Uber has been banned or pushed out of some Canadian cities but continues to compete with traditional, regulated cabs in others.

Here's a round up of the response to Uber across the country.

Kitchener-Waterloo Region

Kitchener-Waterloo became the first municipality in Ontario to propose regulating ride sharing services, like Uber. The new bylaw would require all Uber drivers to have a GPS and closed circuit television system, as well as commercial auto insurance policies for a minimum of $2 million to qualify for an auxiliary taxi driver licence. 

Read more about Uber in Waterloo here.


A City of Toronto staff report up for debate today calls for a new licensing category that would allow ride-hailing services, such as Uber to operate, but taxi industry leaders continue to argue that would mean the "death of the industry."

Under the new licence, Uber drivers would have to buy a permit, carry insurance, undergo a background check and ensure their vehicle is safe. The report also recommends that base taxi fares be dropped by $1 to $3.25 to make traditional cabs more competitive.

Read more about Uber in Toronto here.


The City of Hamilton is also considering changes to its taxi bylaws to "include a review of new business models, including those that comprise the sharing economy." Bylaw officers have been cracking down with charges against alleged Uber drivers, including operating as a taxi driver with no licence and failing to provide proof of third-party liability insurance of at least $2 million.

Read more about Uber in Hamilton here.


The City of Edmonton has plans to legalize Uber with new regulations — but Uber drivers say the move would drive them out of business due to high costs.
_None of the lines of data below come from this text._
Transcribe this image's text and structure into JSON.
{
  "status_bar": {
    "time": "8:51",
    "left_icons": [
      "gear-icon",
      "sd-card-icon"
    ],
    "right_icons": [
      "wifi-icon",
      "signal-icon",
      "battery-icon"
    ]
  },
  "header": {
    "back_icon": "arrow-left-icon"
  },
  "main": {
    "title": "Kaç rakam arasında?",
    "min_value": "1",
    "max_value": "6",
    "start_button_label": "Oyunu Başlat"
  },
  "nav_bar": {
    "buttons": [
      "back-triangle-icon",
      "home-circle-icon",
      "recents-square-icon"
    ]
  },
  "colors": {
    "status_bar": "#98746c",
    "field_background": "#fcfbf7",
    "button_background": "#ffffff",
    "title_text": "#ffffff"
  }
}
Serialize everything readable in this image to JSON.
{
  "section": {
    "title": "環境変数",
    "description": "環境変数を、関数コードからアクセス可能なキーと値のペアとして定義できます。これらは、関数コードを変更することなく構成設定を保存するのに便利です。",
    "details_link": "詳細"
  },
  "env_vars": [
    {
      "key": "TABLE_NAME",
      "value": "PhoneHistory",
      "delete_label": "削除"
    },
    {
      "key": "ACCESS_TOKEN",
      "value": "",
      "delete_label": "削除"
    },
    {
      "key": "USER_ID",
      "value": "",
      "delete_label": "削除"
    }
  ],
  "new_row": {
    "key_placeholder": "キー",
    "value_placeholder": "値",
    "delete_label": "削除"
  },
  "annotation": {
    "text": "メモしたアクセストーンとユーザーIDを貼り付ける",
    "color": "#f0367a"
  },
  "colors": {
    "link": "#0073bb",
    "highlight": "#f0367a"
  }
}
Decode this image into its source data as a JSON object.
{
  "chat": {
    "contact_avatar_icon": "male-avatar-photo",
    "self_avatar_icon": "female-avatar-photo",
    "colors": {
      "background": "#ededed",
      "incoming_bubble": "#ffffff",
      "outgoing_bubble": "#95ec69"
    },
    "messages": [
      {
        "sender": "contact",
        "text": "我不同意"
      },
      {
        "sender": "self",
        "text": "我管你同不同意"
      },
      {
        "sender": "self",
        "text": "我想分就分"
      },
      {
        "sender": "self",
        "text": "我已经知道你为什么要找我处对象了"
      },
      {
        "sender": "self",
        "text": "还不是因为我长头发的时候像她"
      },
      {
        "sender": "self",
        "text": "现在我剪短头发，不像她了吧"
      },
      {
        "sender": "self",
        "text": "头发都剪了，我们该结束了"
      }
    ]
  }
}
Uber drivers say the cost of criminal record checks, vehicle inspections, licence applications and commercial insurance would be about $6,800 a year.

Public hearings were scheduled at Edmonton City Hall today as Uber drivers planned to hold a rally outside.

Read more about Uber in Edmonton here.


The taxi industry in Vancouver successfully fought the relaunch of Uber last year. Uber operated in Vancouver for about six months in 2012 but stopped operations after the provincial transportation regulator imposed a minimum fare of $75 per trip. Now taxi drivers there have launched their own eCab app that allows passengers to hail a cab and pay for it on their smartphone.

Read more about Uber in Vancouver here.


Uber was forced to stop operating after a brief time in Calgary in 2014. Calgary taxi companies joined other Canadian taxi companies in a campaign called Taxi Truths with the goal of detailing the differences between regulated and illegal cabs.

Read more about Uber in Calgary here.

with files from CBC News